Return the listing below in full, with every line exactly as it is.
═════ Information shown ═════
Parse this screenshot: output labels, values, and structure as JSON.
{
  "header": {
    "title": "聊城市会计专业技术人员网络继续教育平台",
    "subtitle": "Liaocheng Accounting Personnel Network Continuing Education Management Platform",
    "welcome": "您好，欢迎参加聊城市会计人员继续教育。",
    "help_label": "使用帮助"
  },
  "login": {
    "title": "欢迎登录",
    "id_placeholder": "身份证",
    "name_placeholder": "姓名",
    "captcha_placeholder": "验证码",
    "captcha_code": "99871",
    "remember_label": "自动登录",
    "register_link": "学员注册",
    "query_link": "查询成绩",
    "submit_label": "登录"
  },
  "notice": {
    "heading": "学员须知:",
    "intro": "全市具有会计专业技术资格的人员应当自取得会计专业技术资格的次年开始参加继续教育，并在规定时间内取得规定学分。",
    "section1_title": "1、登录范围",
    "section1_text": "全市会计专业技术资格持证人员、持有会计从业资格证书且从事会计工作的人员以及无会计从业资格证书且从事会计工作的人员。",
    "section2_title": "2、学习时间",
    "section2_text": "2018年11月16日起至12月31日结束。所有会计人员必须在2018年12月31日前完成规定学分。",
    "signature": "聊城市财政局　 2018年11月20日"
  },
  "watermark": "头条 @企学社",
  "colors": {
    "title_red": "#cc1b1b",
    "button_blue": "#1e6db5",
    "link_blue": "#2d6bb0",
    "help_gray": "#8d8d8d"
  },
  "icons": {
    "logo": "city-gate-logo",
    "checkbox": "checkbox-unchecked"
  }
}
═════
• Response:
Parse this screenshot: output labels, values, and structure as JSON.
{
  "header": {
    "title": "聊城市会计专业技术人员网络继续教育平台",
    "subtitle": "Liaocheng Accounting Personnel Network Continuing Education Management Platform",
    "welcome": "您好，欢迎参加聊城市会计人员继续教育。",
    "help_label": "使用帮助"
  },
  "login": {
    "title": "欢迎登录",
    "id_placeholder": "身份证",
    "name_placeholder": "姓名",
    "captcha_placeholder": "验证码",
    "captcha_code": "99871",
    "remember_label": "自动登录",
    "register_link": "学员注册",
    "query_link": "查询成绩",
    "submit_label": "登录"
  },
  "notice": {
    "heading": "学员须知:",
    "intro": "全市具有会计专业技术资格的人员应当自取得会计专业技术资格的次年开始参加继续教育，并在规定时间内取得规定学分。",
    "section1_title": "1、登录范围",
    "section1_text": "全市会计专业技术资格持证人员、持有会计从业资格证书且从事会计工作的人员以及无会计从业资格证书且从事会计工作的人员。",
    "section2_title": "2、学习时间",
    "section2_text": "2018年11月16日起至12月31日结束。所有会计人员必须在2018年12月31日前完成规定学分。",
    "signature": "聊城市财政局　 2018年11月20日"
  },
  "watermark": "头条 @企学社",
  "colors": {
    "title_red": "#cc1b1b",
    "button_blue": "#1e6db5",
    "link_blue": "#2d6bb0",
    "help_gray": "#8d8d8d"
  },
  "icons": {
    "logo": "city-gate-logo",
    "checkbox": "checkbox-unchecked"
  }
}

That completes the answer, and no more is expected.